Drones raise enough questions as it is - where can they fly, who can fly them, how do you avoid accidents, to name just a few - but imagine if they were controlled simply with a tweet?
That could mean using 140 character messages to fly the drones or using it to take selfies. It could also send tweets itself and even be controlled by crowdsourced messaging. Although the benefits and applications of such features are not exactly clear, here's how Twitter explains it in the filing:
An unmanned aerial vehicle (UAV) carries a camera, sends data from the camera, and receives commands. The UAV is connected to a messaging platform. Pictures or video clips received from the UAV are selected and placed in messages broadcast by an account associated with the UAV. Video footage from the camera is live-streamed in a card-type message. Account holders of the messaging platform may control the UAV with commands embedded in messages and directed towards an account associated with the UAV. Controllable elements of the UAV include UAV location, camera orientation, camera subject, UAV-mounted lighting, a UAV-mounted display, a UAV-mounted projector, UAV-mounted speakers, and a detachable payload. UAV control may be determined through democratic means. Some UAV functionality may be triggered through aggregated engagements on the messaging platform. The UAV may include a display screen and/or a microphone to provide for telepresence or interview functionality.
A tweet-controlled drone future awaits (maybe) as does more of this, if it comes to pass.

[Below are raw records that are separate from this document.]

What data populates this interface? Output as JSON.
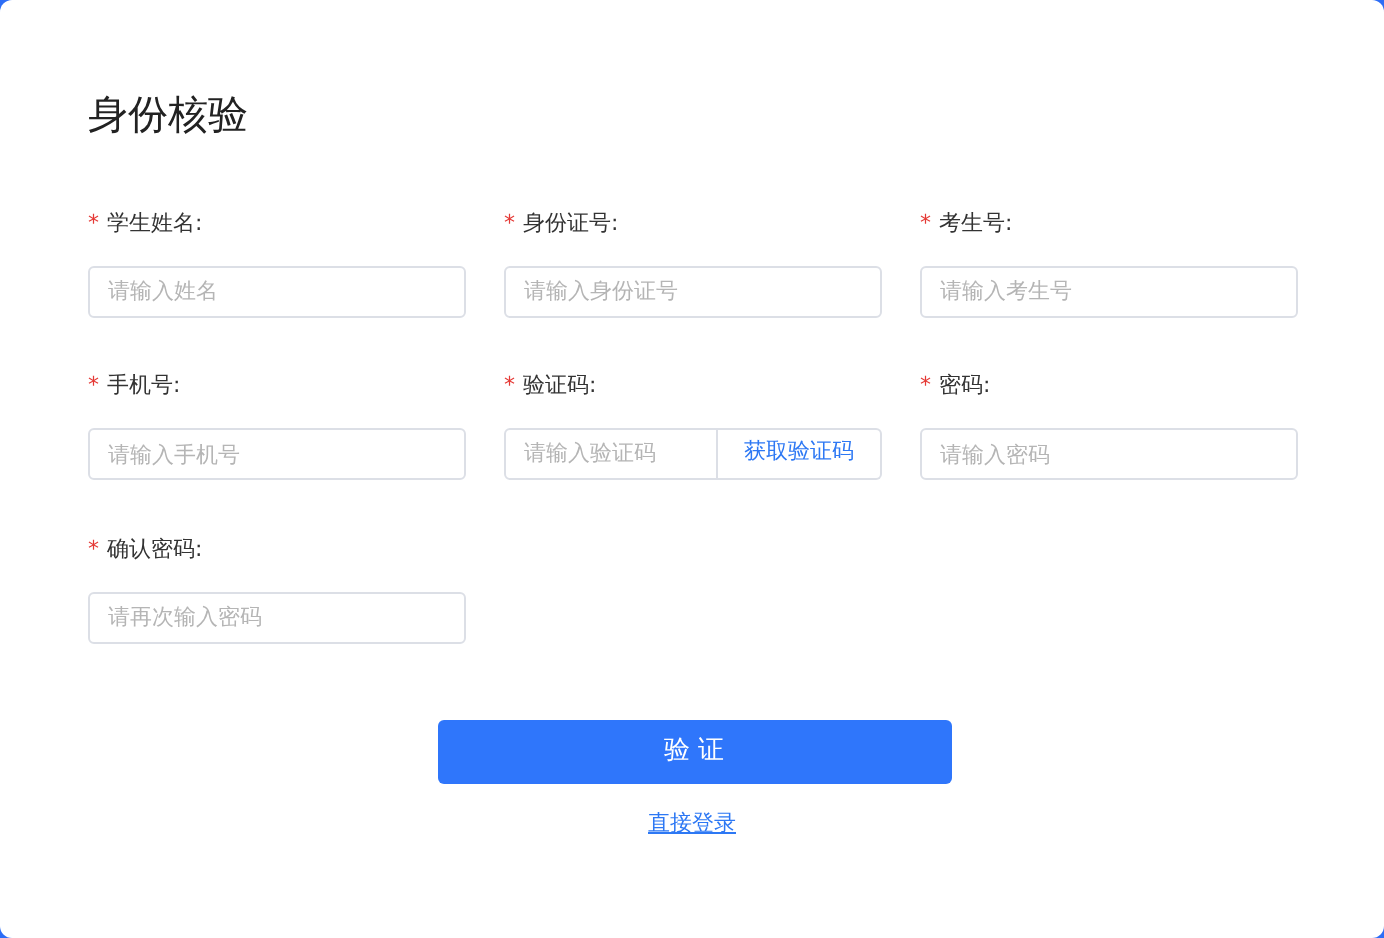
{
  "title": "身份核验",
  "fields": [
    {
      "kind": "text",
      "required_mark": "*",
      "label": "学生姓名:",
      "placeholder": "请输入姓名"
    },
    {
      "kind": "text",
      "required_mark": "*",
      "label": "身份证号:",
      "placeholder": "请输入身份证号"
    },
    {
      "kind": "text",
      "required_mark": "*",
      "label": "考生号:",
      "placeholder": "请输入考生号"
    },
    {
      "kind": "text",
      "required_mark": "*",
      "label": "手机号:",
      "placeholder": "请输入手机号"
    },
    {
      "kind": "code",
      "required_mark": "*",
      "label": "验证码:",
      "placeholder": "请输入验证码",
      "button": "获取验证码"
    },
    {
      "kind": "text",
      "required_mark": "*",
      "label": "密码:",
      "placeholder": "请输入密码"
    },
    {
      "kind": "text",
      "required_mark": "*",
      "label": "确认密码:",
      "placeholder": "请再次输入密码"
    }
  ],
  "submit_button": "验 证",
  "login_link": "直接登录"
}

The champion skier Marcel Hirscher had a narrow escape just yesterday when a drone fell from the sky.